◆ GOAL OF THE EXERCISE: Set the data down exactly as it stands, and keep its pictures out.

◆ Items from an interface collection:
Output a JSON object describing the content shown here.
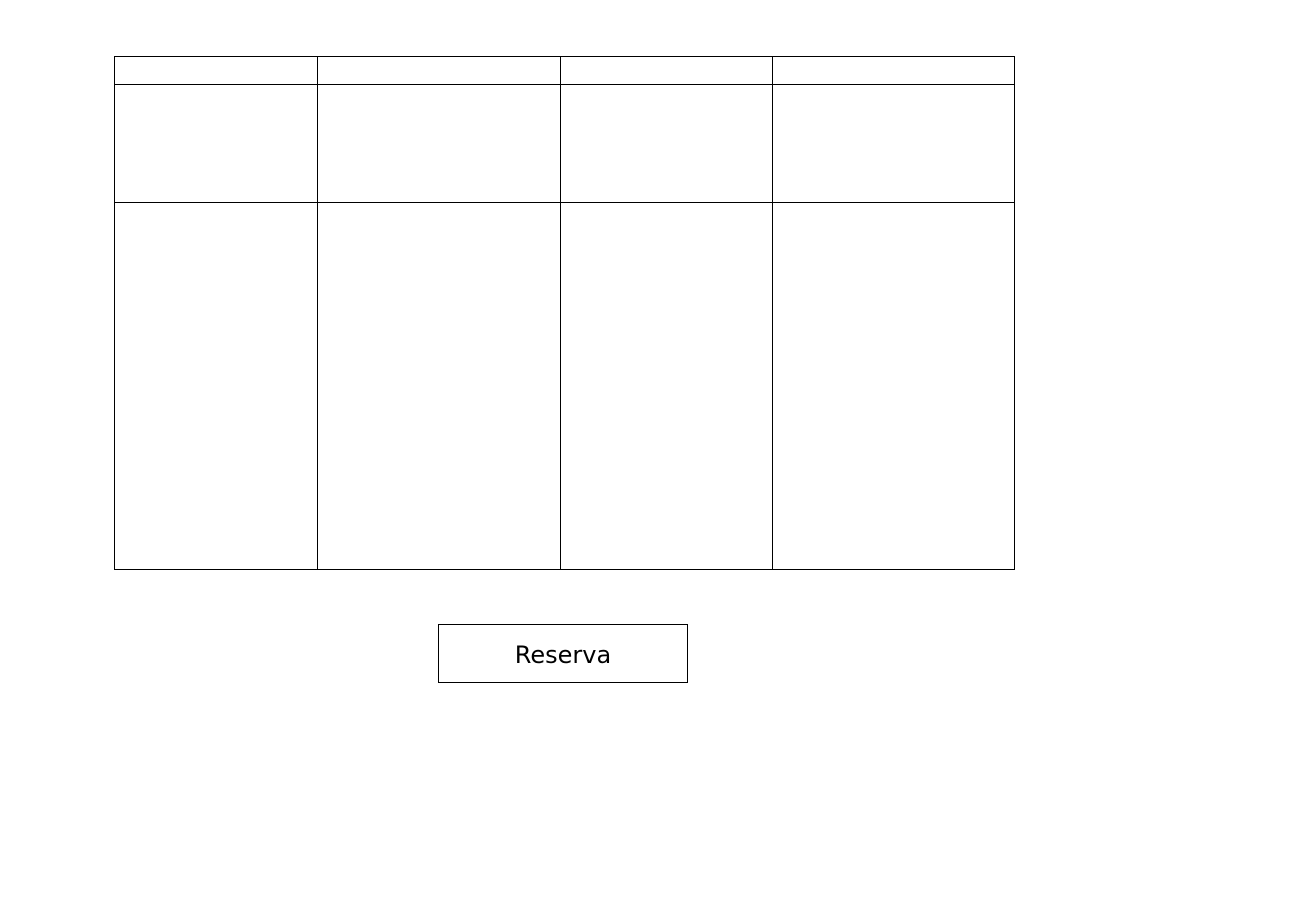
{
  "table": {
    "rows": [
      [
        "",
        "",
        "",
        ""
      ],
      [
        "",
        "",
        "",
        ""
      ],
      [
        "",
        "",
        "",
        ""
      ]
    ]
  },
  "actions": {
    "reserve_label": "Reserva"
  }
}
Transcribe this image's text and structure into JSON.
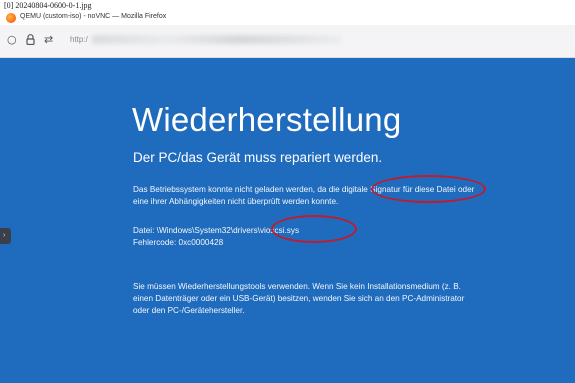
{
  "caption": "[0] 20240804-0600-0-1.jpg",
  "window": {
    "title": "QEMU (custom-iso) - noVNC — Mozilla Firefox",
    "url_prefix": "http:/"
  },
  "recovery": {
    "heading": "Wiederherstellung",
    "subheading": "Der PC/das Gerät muss repariert werden.",
    "para1_line1": "Das Betriebssystem konnte nicht geladen werden, da die digitale Signatur für diese Datei oder",
    "para1_line2": "eine ihrer Abhängigkeiten nicht überprüft werden konnte.",
    "file_line": "Datei: \\Windows\\System32\\drivers\\vioscsi.sys",
    "error_line": "Fehlercode: 0xc0000428",
    "para2_line1": "Sie müssen Wiederherstellungstools verwenden. Wenn Sie kein Installationsmedium (z. B.",
    "para2_line2": "einen Datenträger oder ein USB-Gerät) besitzen, wenden Sie sich an den PC-Administrator",
    "para2_line3": "oder den PC-/Gerätehersteller."
  },
  "colors": {
    "screen_background": "#1f6bbd",
    "annotation": "#c41a2c"
  },
  "icons": [
    "firefox-logo-icon",
    "back-icon",
    "lock-icon",
    "permissions-icon",
    "sidebar-toggle-icon"
  ]
}
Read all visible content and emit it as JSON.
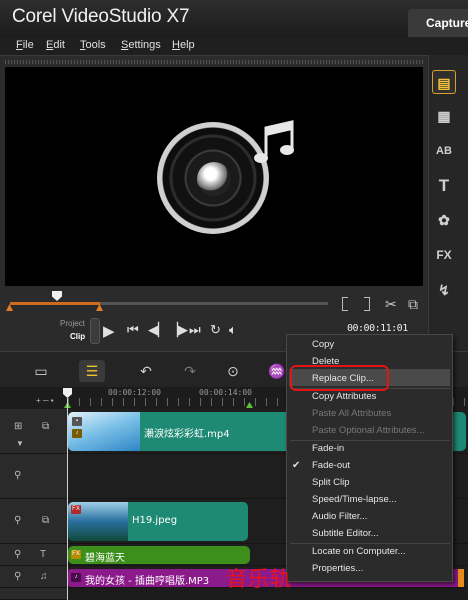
{
  "app": {
    "title": "Corel VideoStudio X7",
    "capture_tab": "Capture"
  },
  "menu": [
    {
      "label": "File",
      "u": "F",
      "rest": "ile"
    },
    {
      "label": "Edit",
      "u": "E",
      "rest": "dit"
    },
    {
      "label": "Tools",
      "u": "T",
      "rest": "ools"
    },
    {
      "label": "Settings",
      "u": "S",
      "rest": "ettings"
    },
    {
      "label": "Help",
      "u": "H",
      "rest": "elp"
    }
  ],
  "player": {
    "mode_project": "Project",
    "mode_clip": "Clip",
    "timecode": "00:00:11:01",
    "icons": [
      "play-icon",
      "home-icon",
      "prev-frame-icon",
      "next-frame-icon",
      "end-icon",
      "repeat-icon",
      "volume-icon"
    ],
    "mark_in_icon": "mark-in-icon",
    "mark_out_icon": "mark-out-icon",
    "split_icon": "scissors-icon",
    "expand_icon": "enlarge-icon"
  },
  "library_icons": [
    "media-icon",
    "instant-project-icon",
    "transition-icon",
    "title-icon",
    "graphic-icon",
    "fx-icon",
    "path-icon"
  ],
  "ruler": {
    "t1": "00:00:12:00",
    "t2": "00:00:14:00"
  },
  "tracks": {
    "video_clip": "瀨淚炫彩彩虹.mp4",
    "overlay_clip": "H19.jpeg",
    "title_clip": "碧海蓝天",
    "music_clip": "我的女孩 - 插曲哼唱版.MP3"
  },
  "context_menu": {
    "items": [
      {
        "label": "Copy",
        "enabled": true
      },
      {
        "label": "Delete",
        "enabled": true
      },
      {
        "label": "Replace Clip...",
        "enabled": true,
        "highlighted": true
      },
      {
        "label": "Copy Attributes",
        "enabled": true
      },
      {
        "label": "Paste All Attributes",
        "enabled": false
      },
      {
        "label": "Paste Optional Attributes...",
        "enabled": false
      },
      {
        "label": "Fade-in",
        "enabled": true
      },
      {
        "label": "Fade-out",
        "enabled": true,
        "checked": true
      },
      {
        "label": "Split Clip",
        "enabled": true
      },
      {
        "label": "Speed/Time-lapse...",
        "enabled": true
      },
      {
        "label": "Audio Filter...",
        "enabled": true
      },
      {
        "label": "Subtitle Editor...",
        "enabled": true
      },
      {
        "label": "Locate on Computer...",
        "enabled": true
      },
      {
        "label": "Properties...",
        "enabled": true
      }
    ]
  },
  "annotation": "音乐轨",
  "colors": {
    "accent": "#f4c430",
    "clip_teal": "#1f8a73",
    "music_purple": "#8b1a8b",
    "title_green": "#3c8f1a",
    "highlight_red": "#e21414"
  }
}
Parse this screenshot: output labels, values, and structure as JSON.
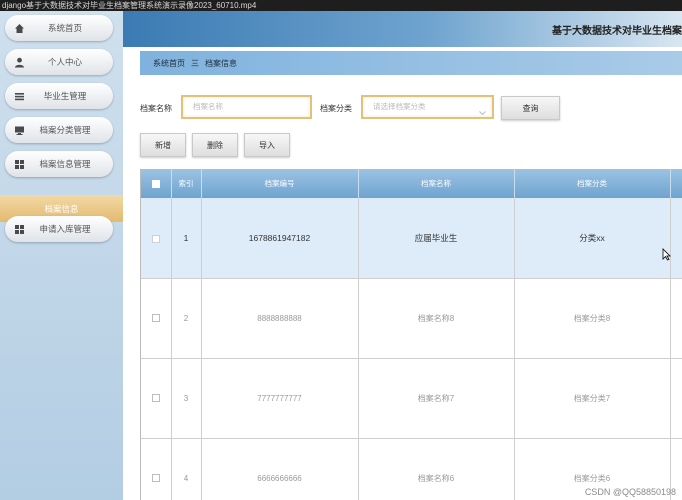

◆ REPLY TO THE TASK:
Output a JSON object describing the content shown here.
{
  "table": {
    "rows": [
      [
        "",
        "",
        "",
        ""
      ],
      [
        "",
        "",
        "",
        ""
      ],
      [
        "",
        "",
        "",
        ""
      ]
    ]
  },
  "actions": {
    "reserve_label": "Reserva"
  }
}
Transcribe this image's text and structure into JSON.
{
  "caption": "[0] 20240804-0600-0-1.jpg",
  "window": {
    "title": "QEMU (custom-iso) - noVNC — Mozilla Firefox",
    "url_prefix": "http:/"
  },
  "recovery": {
    "heading": "Wiederherstellung",
    "subheading": "Der PC/das Gerät muss repariert werden.",
    "para1_line1": "Das Betriebssystem konnte nicht geladen werden, da die digitale Signatur für diese Datei oder",
    "para1_line2": "eine ihrer Abhängigkeiten nicht überprüft werden konnte.",
    "file_line": "Datei: \\Windows\\System32\\drivers\\vioscsi.sys",
    "error_line": "Fehlercode: 0xc0000428",
    "para2_line1": "Sie müssen Wiederherstellungstools verwenden. Wenn Sie kein Installationsmedium (z. B.",
    "para2_line2": "einen Datenträger oder ein USB-Gerät) besitzen, wenden Sie sich an den PC-Administrator",
    "para2_line3": "oder den PC-/Gerätehersteller."
  },
  "colors": {
    "screen_background": "#1f6bbd",
    "annotation": "#c41a2c"
  },
  "icons": [
    "firefox-logo-icon",
    "back-icon",
    "lock-icon",
    "permissions-icon",
    "sidebar-toggle-icon"
  ]
}
Read all visible content and emit it as JSON.
{
  "app": {
    "title": "Corel VideoStudio X7",
    "capture_tab": "Capture"
  },
  "menu": [
    {
      "label": "File",
      "u": "F",
      "rest": "ile"
    },
    {
      "label": "Edit",
      "u": "E",
      "rest": "dit"
    },
    {
      "label": "Tools",
      "u": "T",
      "rest": "ools"
    },
    {
      "label": "Settings",
      "u": "S",
      "rest": "ettings"
    },
    {
      "label": "Help",
      "u": "H",
      "rest": "elp"
    }
  ],
  "player": {
    "mode_project": "Project",
    "mode_clip": "Clip",
    "timecode": "00:00:11:01",
    "icons": [
      "play-icon",
      "home-icon",
      "prev-frame-icon",
      "next-frame-icon",
      "end-icon",
      "repeat-icon",
      "volume-icon"
    ],
    "mark_in_icon": "mark-in-icon",
    "mark_out_icon": "mark-out-icon",
    "split_icon": "scissors-icon",
    "expand_icon": "enlarge-icon"
  },
  "library_icons": [
    "media-icon",
    "instant-project-icon",
    "transition-icon",
    "title-icon",
    "graphic-icon",
    "fx-icon",
    "path-icon"
  ],
  "ruler": {
    "t1": "00:00:12:00",
    "t2": "00:00:14:00"
  },
  "tracks": {
    "video_clip": "瀨淚炫彩彩虹.mp4",
    "overlay_clip": "H19.jpeg",
    "title_clip": "碧海蓝天",
    "music_clip": "我的女孩 - 插曲哼唱版.MP3"
  },
  "context_menu": {
    "items": [
      {
        "label": "Copy",
        "enabled": true
      },
      {
        "label": "Delete",
        "enabled": true
      },
      {
        "label": "Replace Clip...",
        "enabled": true,
        "highlighted": true
      },
      {
        "label": "Copy Attributes",
        "enabled": true
      },
      {
        "label": "Paste All Attributes",
        "enabled": false
      },
      {
        "label": "Paste Optional Attributes...",
        "enabled": false
      },
      {
        "label": "Fade-in",
        "enabled": true
      },
      {
        "label": "Fade-out",
        "enabled": true,
        "checked": true
      },
      {
        "label": "Split Clip",
        "enabled": true
      },
      {
        "label": "Speed/Time-lapse...",
        "enabled": true
      },
      {
        "label": "Audio Filter...",
        "enabled": true
      },
      {
        "label": "Subtitle Editor...",
        "enabled": true
      },
      {
        "label": "Locate on Computer...",
        "enabled": true
      },
      {
        "label": "Properties...",
        "enabled": true
      }
    ]
  },
  "annotation": "音乐轨",
  "colors": {
    "accent": "#f4c430",
    "clip_teal": "#1f8a73",
    "music_purple": "#8b1a8b",
    "title_green": "#3c8f1a",
    "highlight_red": "#e21414"
  }
}
Parse this screenshot: output labels, values, and structure as JSON.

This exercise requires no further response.